Bad UI Design – Get your steps in order

Wed, June 18, 2008, 05:20 PM under UserInterfaceDesign
I know there is a generic lesson for UI designers in the mini-rant below...

Recently I had to change the pin of a smartcard that I have which required a number of steps:

Step 1: Insert smartcard into your laptop reader.
Step 2: Run client tool XYZ and click on a button which will auto-populate a textbox.
Step 3: Take the textbox results of Step 1 and paste them on a separate textbox on a webpage
Step 4: Enter in a second textbox on the webpage, the smart card number
Note: this is a number that is never used for anything else and is in small print on the side of the smart card. So I had to remove the card to copy the info.
Step 5: Hit the button on the webpage and check your email
Step 6: wait for email. Read the email (which is also sent to a bunch of approvers) which gives you a string – copy it
Step 7: Paste the string into a second textbox in the client tool we run at step 2
Result: BOOM with a message along the lines of: "The two strings (challenge / response) are not pairs. Please ensure that you do not remove the card during the entire process."

Why couldn't they have started with that statement up front? Why don't they state that next to step 4 at least? Why after removing and reinserting the card, don't they detect and give you a warning that remainder steps are futile? Why don't they take step 4 and move it to Step 0?

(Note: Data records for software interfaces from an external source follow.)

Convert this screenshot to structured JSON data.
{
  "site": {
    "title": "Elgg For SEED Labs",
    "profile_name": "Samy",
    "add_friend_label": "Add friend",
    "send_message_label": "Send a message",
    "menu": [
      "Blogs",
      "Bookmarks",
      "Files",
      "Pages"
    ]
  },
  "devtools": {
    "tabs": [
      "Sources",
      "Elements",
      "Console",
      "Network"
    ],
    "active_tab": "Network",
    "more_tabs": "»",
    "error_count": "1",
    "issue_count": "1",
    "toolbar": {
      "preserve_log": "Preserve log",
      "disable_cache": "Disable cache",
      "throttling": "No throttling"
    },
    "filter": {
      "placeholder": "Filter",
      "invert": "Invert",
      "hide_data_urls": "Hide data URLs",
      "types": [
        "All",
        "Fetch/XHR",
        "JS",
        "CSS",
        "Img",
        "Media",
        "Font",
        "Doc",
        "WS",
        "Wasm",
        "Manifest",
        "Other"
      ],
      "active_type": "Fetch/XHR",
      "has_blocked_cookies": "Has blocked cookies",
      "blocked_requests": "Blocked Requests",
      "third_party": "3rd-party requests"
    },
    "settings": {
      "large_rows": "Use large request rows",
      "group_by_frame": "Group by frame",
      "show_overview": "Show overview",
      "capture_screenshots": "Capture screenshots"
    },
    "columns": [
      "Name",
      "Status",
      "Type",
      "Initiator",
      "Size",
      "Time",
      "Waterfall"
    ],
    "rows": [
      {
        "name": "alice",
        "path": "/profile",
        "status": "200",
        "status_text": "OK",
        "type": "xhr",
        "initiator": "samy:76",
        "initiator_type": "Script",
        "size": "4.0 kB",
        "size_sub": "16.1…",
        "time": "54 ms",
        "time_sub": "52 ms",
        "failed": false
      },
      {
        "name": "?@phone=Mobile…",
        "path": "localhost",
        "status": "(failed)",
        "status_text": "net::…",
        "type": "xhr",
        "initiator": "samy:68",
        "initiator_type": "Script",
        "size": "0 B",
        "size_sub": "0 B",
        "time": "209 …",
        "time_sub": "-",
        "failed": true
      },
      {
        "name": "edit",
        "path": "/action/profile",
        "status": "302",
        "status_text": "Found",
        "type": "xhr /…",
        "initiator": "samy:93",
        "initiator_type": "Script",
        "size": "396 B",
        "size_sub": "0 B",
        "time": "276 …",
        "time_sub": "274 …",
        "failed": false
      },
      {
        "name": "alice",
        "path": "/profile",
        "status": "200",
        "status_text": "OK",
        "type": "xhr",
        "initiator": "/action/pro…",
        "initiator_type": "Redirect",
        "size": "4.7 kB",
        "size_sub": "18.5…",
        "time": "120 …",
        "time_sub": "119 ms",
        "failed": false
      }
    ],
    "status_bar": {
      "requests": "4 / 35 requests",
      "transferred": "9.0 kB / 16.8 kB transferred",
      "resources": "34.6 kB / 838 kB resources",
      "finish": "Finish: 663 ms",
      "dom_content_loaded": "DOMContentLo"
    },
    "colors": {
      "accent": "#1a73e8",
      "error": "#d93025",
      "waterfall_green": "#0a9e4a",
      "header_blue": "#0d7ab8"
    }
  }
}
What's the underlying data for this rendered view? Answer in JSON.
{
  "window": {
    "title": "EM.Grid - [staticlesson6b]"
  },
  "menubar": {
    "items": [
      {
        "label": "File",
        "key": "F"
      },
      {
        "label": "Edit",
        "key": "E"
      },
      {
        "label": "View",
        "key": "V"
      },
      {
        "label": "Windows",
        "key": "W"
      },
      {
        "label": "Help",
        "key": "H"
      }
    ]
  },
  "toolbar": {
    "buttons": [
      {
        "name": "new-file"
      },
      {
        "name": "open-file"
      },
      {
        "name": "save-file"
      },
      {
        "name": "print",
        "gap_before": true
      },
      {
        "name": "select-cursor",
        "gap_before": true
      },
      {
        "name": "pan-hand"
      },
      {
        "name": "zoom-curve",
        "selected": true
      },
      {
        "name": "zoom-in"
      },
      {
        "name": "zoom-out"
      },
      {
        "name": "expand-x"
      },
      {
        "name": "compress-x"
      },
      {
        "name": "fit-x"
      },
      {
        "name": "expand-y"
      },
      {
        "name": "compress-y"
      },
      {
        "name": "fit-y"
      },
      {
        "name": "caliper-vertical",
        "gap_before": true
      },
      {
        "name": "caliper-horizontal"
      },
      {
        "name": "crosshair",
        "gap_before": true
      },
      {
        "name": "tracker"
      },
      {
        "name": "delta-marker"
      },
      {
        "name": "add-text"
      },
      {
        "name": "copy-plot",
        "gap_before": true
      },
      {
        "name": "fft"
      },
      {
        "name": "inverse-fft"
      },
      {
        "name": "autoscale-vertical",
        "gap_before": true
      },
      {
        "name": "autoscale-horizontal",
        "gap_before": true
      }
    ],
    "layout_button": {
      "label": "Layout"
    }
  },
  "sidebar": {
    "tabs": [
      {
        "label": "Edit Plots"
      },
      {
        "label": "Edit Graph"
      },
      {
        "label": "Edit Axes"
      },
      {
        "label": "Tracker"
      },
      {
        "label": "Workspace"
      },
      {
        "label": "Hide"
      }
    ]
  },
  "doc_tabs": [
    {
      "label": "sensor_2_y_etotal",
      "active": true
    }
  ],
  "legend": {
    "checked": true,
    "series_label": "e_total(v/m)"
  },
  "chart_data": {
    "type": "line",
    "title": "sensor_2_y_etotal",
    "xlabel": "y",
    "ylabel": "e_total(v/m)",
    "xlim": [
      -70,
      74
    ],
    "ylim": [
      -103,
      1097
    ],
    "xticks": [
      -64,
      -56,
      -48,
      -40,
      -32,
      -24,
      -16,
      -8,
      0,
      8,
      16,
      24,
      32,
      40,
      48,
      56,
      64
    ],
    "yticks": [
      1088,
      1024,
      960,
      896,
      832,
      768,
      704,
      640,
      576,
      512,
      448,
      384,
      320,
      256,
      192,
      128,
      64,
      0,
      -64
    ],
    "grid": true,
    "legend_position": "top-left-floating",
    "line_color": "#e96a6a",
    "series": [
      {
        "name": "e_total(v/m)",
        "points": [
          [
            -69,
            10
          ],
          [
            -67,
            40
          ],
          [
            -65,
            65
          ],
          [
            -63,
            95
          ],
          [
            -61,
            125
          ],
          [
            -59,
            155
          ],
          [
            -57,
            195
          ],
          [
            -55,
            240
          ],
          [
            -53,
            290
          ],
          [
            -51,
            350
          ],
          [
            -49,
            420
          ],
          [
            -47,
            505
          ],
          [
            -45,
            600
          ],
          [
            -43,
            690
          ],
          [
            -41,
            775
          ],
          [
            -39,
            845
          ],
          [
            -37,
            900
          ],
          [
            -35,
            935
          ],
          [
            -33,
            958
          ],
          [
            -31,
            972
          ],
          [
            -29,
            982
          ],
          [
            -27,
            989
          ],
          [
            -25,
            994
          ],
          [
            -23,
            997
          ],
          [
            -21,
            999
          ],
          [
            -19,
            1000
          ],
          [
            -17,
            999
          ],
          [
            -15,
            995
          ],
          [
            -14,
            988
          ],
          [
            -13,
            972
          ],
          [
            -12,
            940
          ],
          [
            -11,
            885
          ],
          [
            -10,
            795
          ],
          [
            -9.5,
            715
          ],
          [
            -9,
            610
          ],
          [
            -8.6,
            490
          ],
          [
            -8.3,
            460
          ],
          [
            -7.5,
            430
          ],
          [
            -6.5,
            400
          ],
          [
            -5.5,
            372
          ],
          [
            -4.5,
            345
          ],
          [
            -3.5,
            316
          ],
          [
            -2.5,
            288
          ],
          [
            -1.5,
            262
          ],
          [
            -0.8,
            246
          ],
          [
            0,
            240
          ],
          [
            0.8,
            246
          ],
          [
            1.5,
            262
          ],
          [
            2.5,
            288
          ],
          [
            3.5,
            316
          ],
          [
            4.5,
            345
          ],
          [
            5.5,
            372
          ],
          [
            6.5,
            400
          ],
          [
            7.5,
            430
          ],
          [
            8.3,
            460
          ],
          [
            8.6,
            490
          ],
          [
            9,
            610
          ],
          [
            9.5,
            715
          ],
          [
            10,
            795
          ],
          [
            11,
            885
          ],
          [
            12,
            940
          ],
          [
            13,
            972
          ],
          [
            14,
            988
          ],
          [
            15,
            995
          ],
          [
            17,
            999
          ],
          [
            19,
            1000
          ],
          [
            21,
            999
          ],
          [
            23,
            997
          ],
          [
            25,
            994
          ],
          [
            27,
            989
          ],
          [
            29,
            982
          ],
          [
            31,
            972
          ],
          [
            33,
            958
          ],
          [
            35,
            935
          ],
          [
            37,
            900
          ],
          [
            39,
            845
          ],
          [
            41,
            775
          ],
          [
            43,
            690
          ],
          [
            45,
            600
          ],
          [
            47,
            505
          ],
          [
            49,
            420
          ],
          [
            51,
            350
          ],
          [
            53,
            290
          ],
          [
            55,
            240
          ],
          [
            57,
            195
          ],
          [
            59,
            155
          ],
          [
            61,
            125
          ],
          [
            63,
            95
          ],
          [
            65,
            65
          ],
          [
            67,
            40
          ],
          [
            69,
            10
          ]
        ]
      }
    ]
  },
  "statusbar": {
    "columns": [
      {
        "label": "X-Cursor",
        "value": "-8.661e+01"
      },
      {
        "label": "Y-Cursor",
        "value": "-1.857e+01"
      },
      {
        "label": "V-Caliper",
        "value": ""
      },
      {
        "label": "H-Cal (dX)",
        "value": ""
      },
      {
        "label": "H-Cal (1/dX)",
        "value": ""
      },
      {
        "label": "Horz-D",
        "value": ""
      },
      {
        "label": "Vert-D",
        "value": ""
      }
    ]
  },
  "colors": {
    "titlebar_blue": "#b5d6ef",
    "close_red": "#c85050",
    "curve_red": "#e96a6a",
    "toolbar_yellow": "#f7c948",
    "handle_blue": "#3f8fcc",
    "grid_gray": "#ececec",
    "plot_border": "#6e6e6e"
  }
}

"PLINQ" plus "Whose Session Is It Anyway" at NxtGenUG Fest08

Fri, June 6, 2008, 12:08 PM under Events
On 12th June at TVP in Reading you should not miss the NxtGenUG Fest08. I'll be making a short appearance to give a brief glimpse at Parallel LINQ (PLINQ). Laughs are also guaranteed as the day ends with the game show "Whose Session Is It anyway" that I am told I must also participate in – oh dear... Register now.

Thanks for attending my sessions at Tech Ed in Orlando

Fri, June 6, 2008, 12:04 PM under Events
For those that I met in Orlando, here are the resources:

1. Talking about the 2 sessions.
2. Sharing Assets.
3. Five Cool things.

Video Chat about Sharing code and cool new VS2008 features

Wed, June 4, 2008, 10:36 PM under Links
While at Tech Ed, I spent 13 minutes chatting with Richard Campbell about my two sessions. View the recording on this page (or download the wmv).

Sharing Assets Between the .NET Compact Framework and the .NET Framework

Wed, June 4, 2008, 10:02 PM under MobileAndEmbedded
Thank you for attending the developer session with the title of this blog post. Below are some resources for you.

- Download the slides and demos for this talk here.
- For my relevant blog posts, follow all the links (the hyperlinked numbers 1-9) from this blog post.
- Best of all, ignore all of the above, and just read my MSDN mag article which I link to from here.

Parallel Extensions June CTP is out

Mon, June 2, 2008, 04:13 AM under ParallelComputing | Links
Following the first ever drop last December, the latest preview is now available. Ed has the link and details here.